IMC 2015: Sessions

Session 109: Medicine of Words: Literature, Medicine, and Theology in the Middle Ages

Monday 6 July 2015, 11.15-12.45

Sponsor:University of Oxford
Organiser:Daniel McCann, St Anne's College, University of Oxford
Moderator/Chair:Kathleen Walker-Meikle, Centre for Medieval Studies, University of York
Paper 109-aFraming Medicine: The Form and Function of Verse Prefaces in Middle English Medical Tracts
(Language: English)
Jessica Henderson, Centre for Medieval Studies, University of Toronto, Downtown
Index terms: Manuscripts and Palaeography, Medicine
Paper 109-b'You want me to send you spiritual consolation [ . . .] but I send you my afflictions': Feeling and Devotion in the Anglo-Norman Treatise Le Miroir pur bien vivre
(Language: English)
Catherine J. Batt, Institute for Medieval Studies, University of Leeds
Index terms: Language and Literature - Middle English, Medicine, Religious Life
Paper 109-cMedicine of Words: Purgative Reading in Richard Rolle
(Language: English)
Daniel McCann, St Anne's College, University of Oxford
Index terms: Language and Literature - Middle English, Medicine
Abstract

Words, whether in poetry or prose, have a power beyond their meaning. They are capable not simply of expression but also of action; they can hurt or they can heal. This session will explore the interconnection between literature, medicine, and theology during the Middle Ages. It focuses upon the idea that medieval texts are pieces of linguistic craft and intention, their words chosen and arranged with a purpose in mind. Poems in this period can be as crafted as theological treatises, their meters and rhymes as intentional and purpose driven as any medical instrument. They possess a power over the body as well as the soul, and can manipulate the emotions as easily as speaking can manipulate the breath. Potentially medicinal or malign, words in the Middle Ages are seen as tools to be used to persuade, to please, to heal or to harm.

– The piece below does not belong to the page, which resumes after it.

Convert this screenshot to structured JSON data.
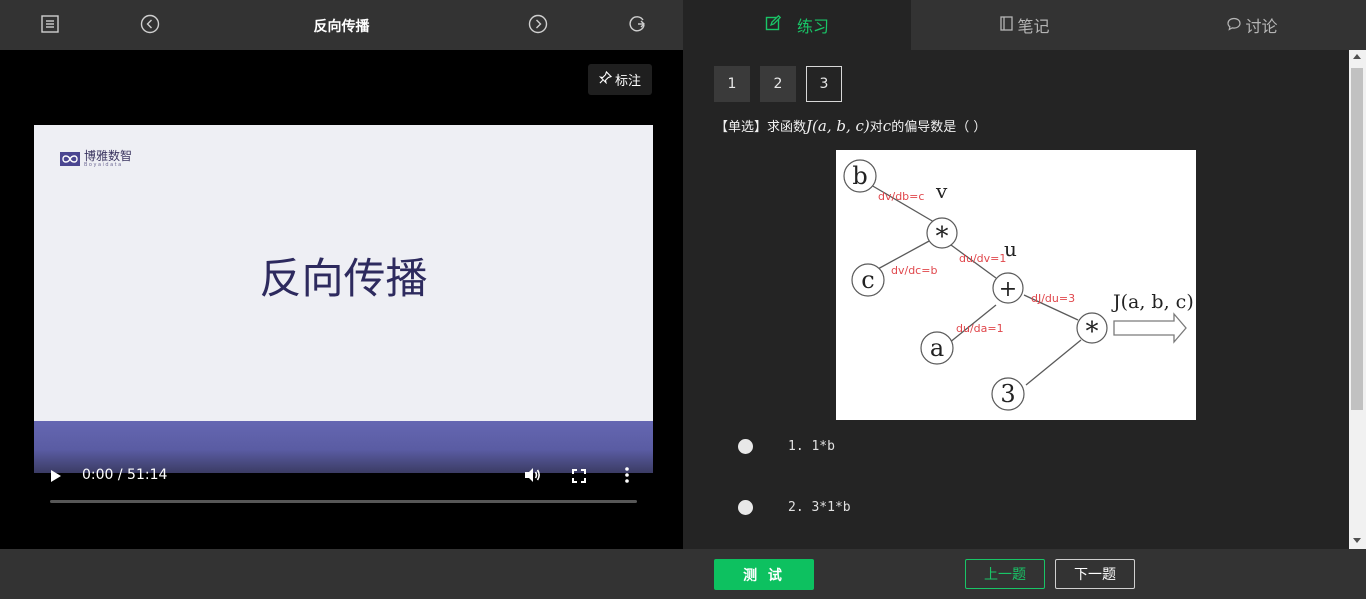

Framing Medicine: The Form and Function of Verse Prefaces in Middle English Medical Tracts
This paper examines a series of interrelated Middle English verse prefaces to longer prose medical tracts in order to argue for their importance as liminal sites between ‘literature’ and medicine. These verses are essential to the use of the longer prose tracts that they precede as they provide the cohesion of a narrative frame. On a material level, they are integral to the transmission of the collection as a whole unit. This paper will tease out the complicated textual relationship between these texts and discuss the mise-en-page of several manuscript witnesses, including the semantic implications of laying verse out as prose.

‘You want me to send you spiritual consolation [ . . .] but I send you my afflictions’: Feeling and Devotion in the Anglo-Norman Treatise Le Miroir pur bien vivre
The unedited (possibly earlier-14th-century) Anglo-Norman Miroir begins as an epistle of spiritual consolation, but its voice quickly centres on the abject unfitness of its narrator to act as devotional guide in the face of his own worldly vicissitudes. Nevertheless, drawing on familiar preaching techniques, the treatise provides an imaginative account of the relation between divine and human love, drawing on domestic imagery and observation, Latin quotation from (among others) Bernard, patristic writings, biblical exegesis, medicine, folklore and cookery, in ways that raise questions about the relationship between the language of concrete imagery, prayer, and affectivity.

Medicine of Words: Purgative Reading in Richard Rolle
When Richard Rolle praises his translation of the Psalms as a ‘medicine of words’ he is not being metaphorical, but rather literal. This paper will explore the therapeutic understanding of religious writing with specific reference to Rolle’s Meditation A. It will first look at a range of religious texts to see how they articulate their medicinal function as a literal purgation of the soul. It will then explore medieval theories of grammar to clarify the relationship between reading and affective response, before returning to close reading of Meditation A. This text functions to purge the soul of its poisonous affections by evoking pity, fear, and sorrow for the crucified Christ.